By Erik Wasson
Senate Minority Leader Mitch McConnell (R-Ky.) does not have a Democratic colleague to sit with during Tuesday's State of the Union.
Asked on ”Fox News Sunday” whether he will sit at the Republican leadership table during President Obama's speech, he said, “I'm going to sit where I usually sit.”
"We don't have seating assignments for most of our members. They can sit anywhere they want to," he added.
“More important than the appearance of sitting together is what we do together. And the American people are more interested in actual accomplishments on a bipartisan basis here in the next six to nine months than they are with the seating arrangement at the State of the Union,” he said.
Instead of sitting by party, many Democrats and Republicans have been pairing this year to show a spirit of bipartisanship after the shooting of Rep. Gabrielle Giffords (D-Ariz.) two weeks ago.
Appearing on the same program, Senate Majority Whip Dick Durbin (D-Ill.) confirmed he will sit with Sen. Mark Kirk (R-Ill.) during the State of the Union.
On ABC's “This Week,” Sens. Joe Lieberman (I-Conn.) and Kay Bailey Hutchison (R-Texas) said they did not have “dates” yet for the State of the Union.
On the program, Sen. Kent Conrad (D-N.D.) asked Hutchison if she would like to sit next to him.
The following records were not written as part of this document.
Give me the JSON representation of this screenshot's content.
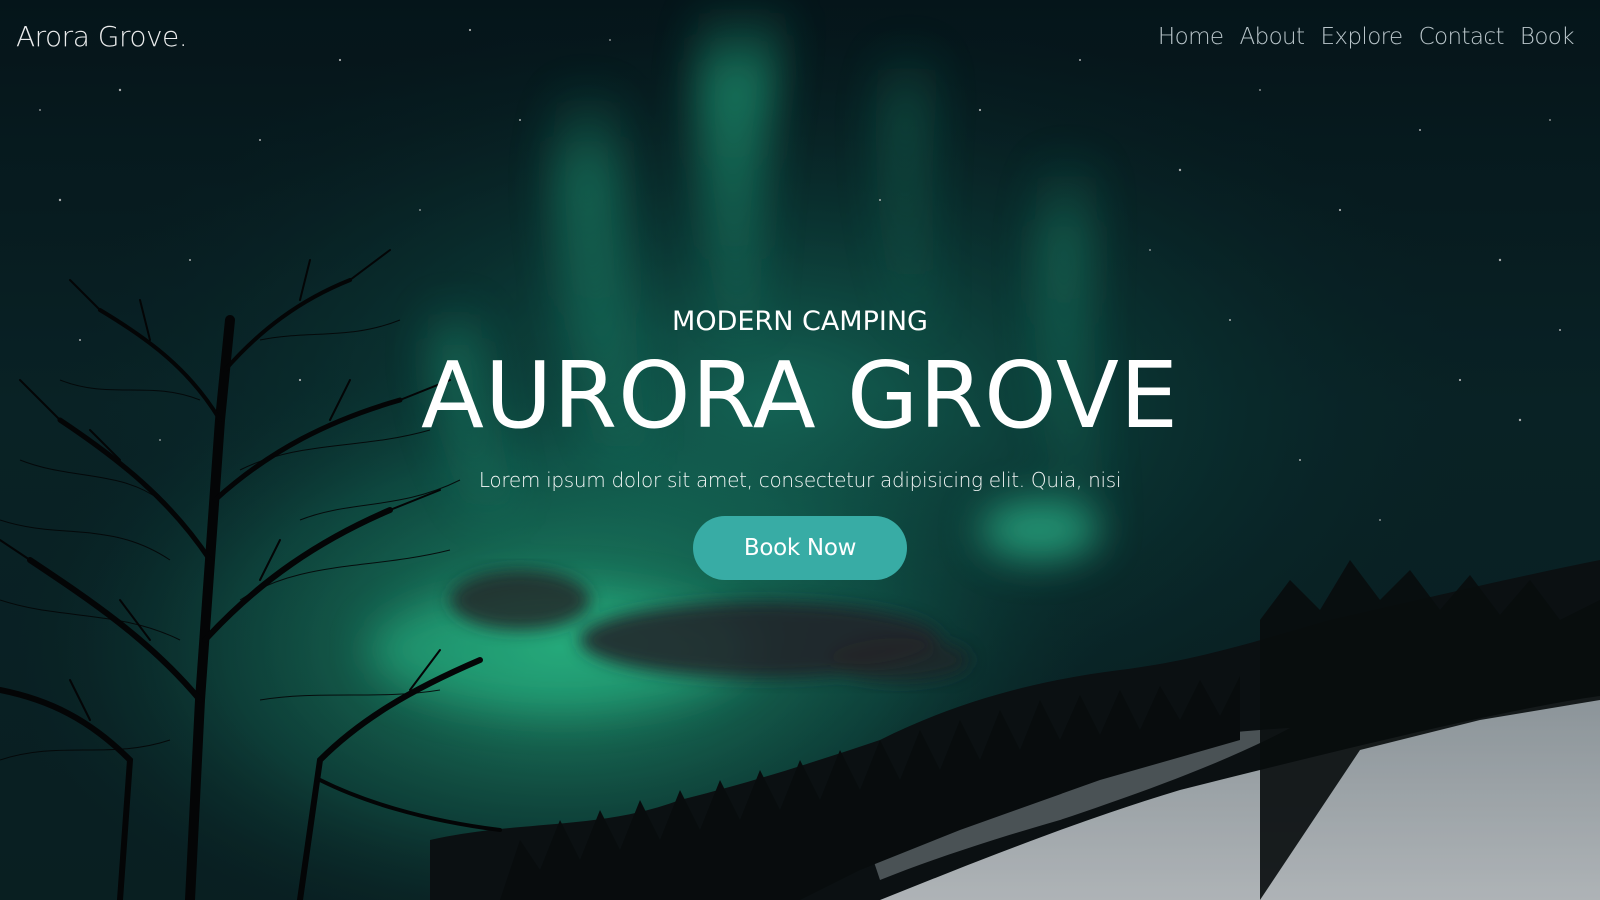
{
  "navbar": {
    "brand": "Arora Grove.",
    "links": [
      "Home",
      "About",
      "Explore",
      "Contact",
      "Book"
    ]
  },
  "hero": {
    "kicker": "MODERN CAMPING",
    "title": "AURORA GROVE",
    "subtitle": "Lorem ipsum dolor sit amet, consectetur adipisicing elit. Quia, nisi",
    "cta_label": "Book Now"
  },
  "colors": {
    "sky_dark": "#06141b",
    "aurora_green": "#2ee6a6",
    "cta_teal": "#38aca5",
    "snow": "#c8d0d6"
  }
}
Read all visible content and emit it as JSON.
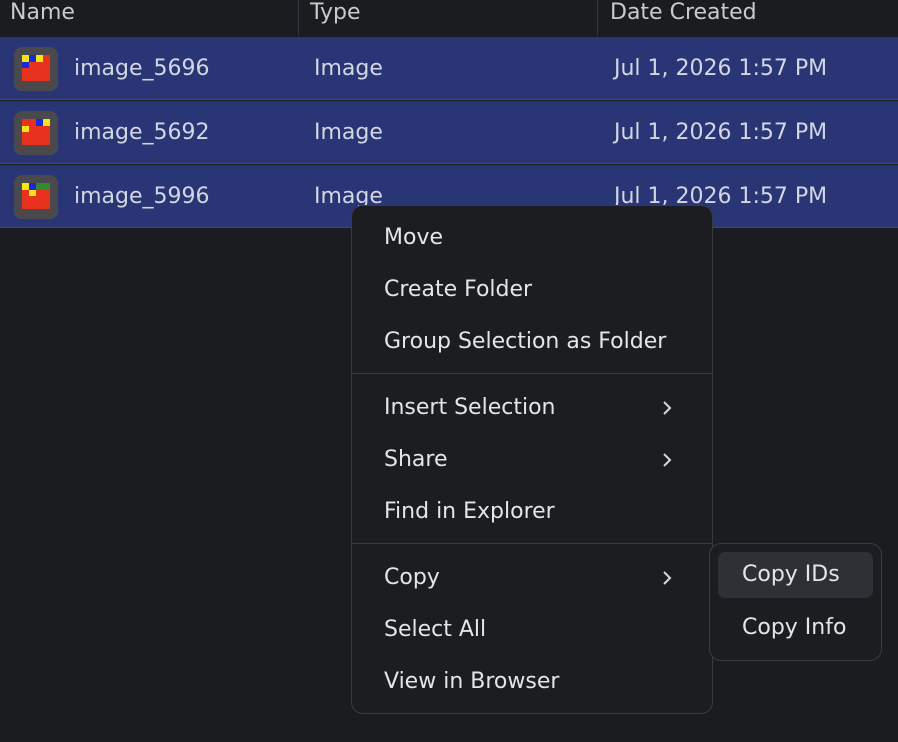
{
  "columns": {
    "name": "Name",
    "type": "Type",
    "date": "Date Created"
  },
  "rows": [
    {
      "name": "image_5696",
      "type": "Image",
      "date": "Jul 1, 2026 1:57 PM",
      "thumb": "image-thumbnail-icon"
    },
    {
      "name": "image_5692",
      "type": "Image",
      "date": "Jul 1, 2026 1:57 PM",
      "thumb": "image-thumbnail-icon"
    },
    {
      "name": "image_5996",
      "type": "Image",
      "date": "Jul 1, 2026 1:57 PM",
      "thumb": "image-thumbnail-icon"
    }
  ],
  "context_menu": {
    "items": [
      {
        "label": "Move"
      },
      {
        "label": "Create Folder"
      },
      {
        "label": "Group Selection as Folder"
      },
      {
        "label": "Insert Selection",
        "submenu": true
      },
      {
        "label": "Share",
        "submenu": true
      },
      {
        "label": "Find in Explorer"
      },
      {
        "label": "Copy",
        "submenu": true
      },
      {
        "label": "Select All"
      },
      {
        "label": "View in Browser"
      }
    ]
  },
  "copy_submenu": {
    "items": [
      {
        "label": "Copy IDs",
        "hovered": true
      },
      {
        "label": "Copy Info"
      }
    ]
  },
  "colors": {
    "background": "#1b1c20",
    "selected_row": "#2a3575",
    "menu_background": "#1c1d21",
    "thumb_red": "#e8321e",
    "thumb_yellow": "#f2e619",
    "thumb_blue": "#1a2adb",
    "thumb_green": "#2e8b2e"
  }
}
Her response was not broadcast on the show.
On CBS' "Face the Nation," Sen. John McCain (R-Ariz.) said he's going to sit with Sen. Tom Udall (D-N.M.), while Sen. Mark Udall (D-Colo.), who came up with the mixed-seating idea and circulated a pledge among his colleagues, sits in McCain's usual seat.
"The fact is it's a good thing to do," McCain said. "Why not?"
Later on Sunday, Sen. Charles Grassley (R-IA) tweeted that his "date" to the State of the Union will be Sen. Ron Wyden (R-Ore.). Grassley noted that he was worked with Wyden to try to end the practice of secret Senate holds on nominations and legislation. "He invited," Grassley wrote.
Bridget Johnson contributed to this post. Post was updated at 2:27 pm.